I have heard of mythological figures such as Queen Maeve, Cuchulainn, and Grainne, the Irish she-king of the sea. I felt we were taking the next step in advancing humanity out of the cycle of endless wars. Write this day down in the Irish cronicles when a small group of discerning, fun-loving, commited people came together in Dublin to offer a non-violent path.

AVP cradled by the Ipala Volcano

The workshop of AVP glided into the lives of Magdalena, Marco and Eunice like a stream of clear water in the dessert. I want to share here with you the thrill of an AVP (Alternatives to Violence) workshop, held at a Quaker school, with 16 Guatemalans and one Bostonian

Hiking up Ipala Volcano

participating (that's me). Friends Peace Team was introducing AVP to the municipality of Ipala Guatemala, nestled beside a volcano and a deep lagoon. Guatemalans entered with their bright, shy eyes; long ebony hair, some with cowboy belts. One youth with a long braid had a beaded barrette as if a quetzal had  flitted into the room. They studiously carried in their thin notebooks and pens. (These Guatemalans came more prepared than an AVP I taught in Philadelphia, where the participants brought with them yoga mats.)

We asked "How has violence affected your personal life?" the stories Eunice and others told tenderly were numbing. "My father was collecting honey in the countryside when he disappeared and we didn't know what happened to him." "My cousin was attacked by a gang, shot twice, and when he was taken to the hospital they didn't accept him." "My daughter was raped at 15, she came home bruised in shock; and it still feels like it happened to me. this man was stalking me for years at my first job in a small village. Even though it happened to me 15 years ago, I still have nightmares, and that creepy feeling of someone watching me." By the end of the go around, three quarters of us were crying.

In Guatemala these stories are common and people suffer from many somatic problems. Along with Honduras Guatemala has many social burdens, high malnutrition, increasing narco-traficking, low adult literacy, and family abuse. We ended giving many hugs, whispering in each others' ears, "You are not alone." "We are here to help each other." "We are learning how to stop this violence that you suffered."

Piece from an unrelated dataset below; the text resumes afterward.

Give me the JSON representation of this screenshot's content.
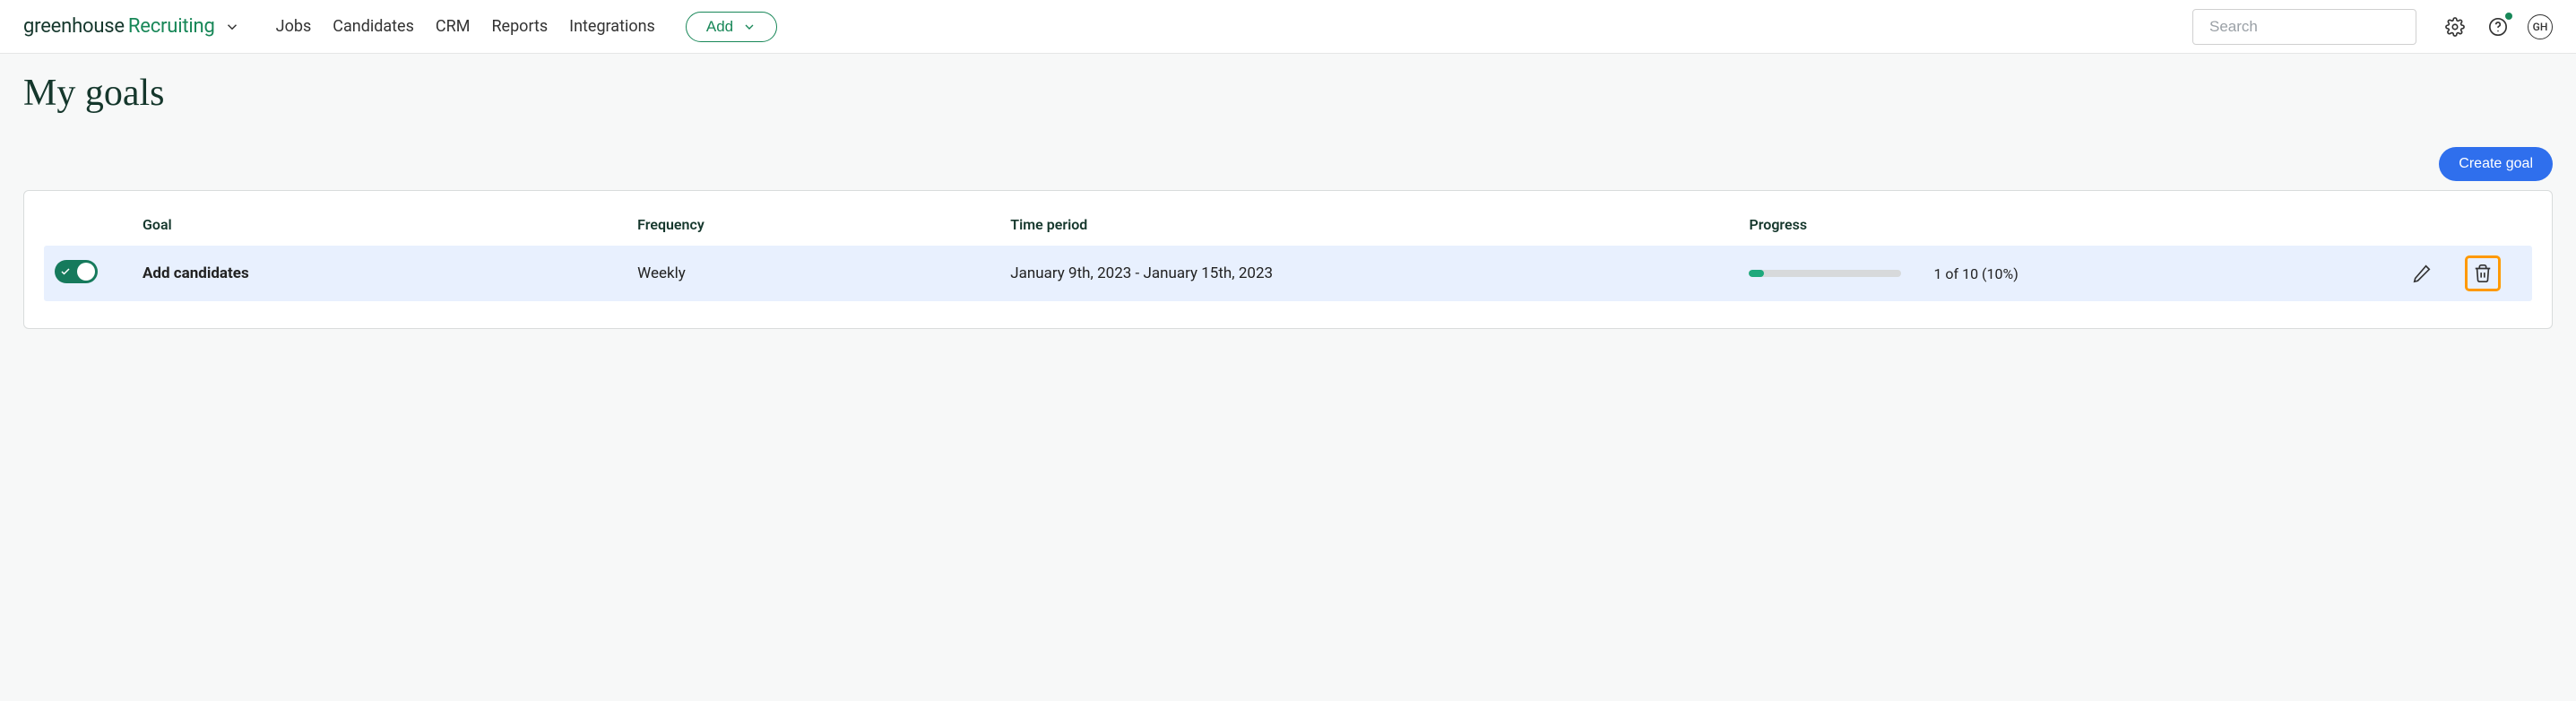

We had our last day of the workshop at the park outside Ipala called Posada de la Pila. We took chairs outside and sat at the side of the river (called Pila for the lava rocks that made it perfect for scrubbing clothes) . The river tumbled between boulders, a muscular stream with moss covering shallow rocks. Tall trees curled over the ravine, thanks to efforts to protect the environment. Birds, butterflies and unknown flying bugs also participated in our AVP. Our exercises included Crossing the Border, Empathy, and the Gusano (means the worm, but caterpillar sounds better). For the Caterpillar 8 people lined up in a train, everyone with a blindfold except for the first, who was the leader. The facilitators gave the general directions for the caterpillar to move, over a bump, under a branch, or up some stairs. After five minutes the Leader was given a blindfold and moved to the bottom of the line. The next person was the eyes and guide for the 8 people. After 5 minutes another moved to the front until all had the experience of guiding and being part of the train. We asked, "Which position do you prefer? How did trust develop over time even though you often didn't know who was leading?" The workshop offered me  insights into my own control issues, and doing AVP in another culture awakens me to new ways to communicate. I was touched by a woman who said in the end, that she has been a person that didn't share the pain of the past, but in AVP she opened up, and wants to share more of herself. AVP heals lives even when living next to volcanos. Luis, Clelia, and Almy, Guatemalan AVP facilitators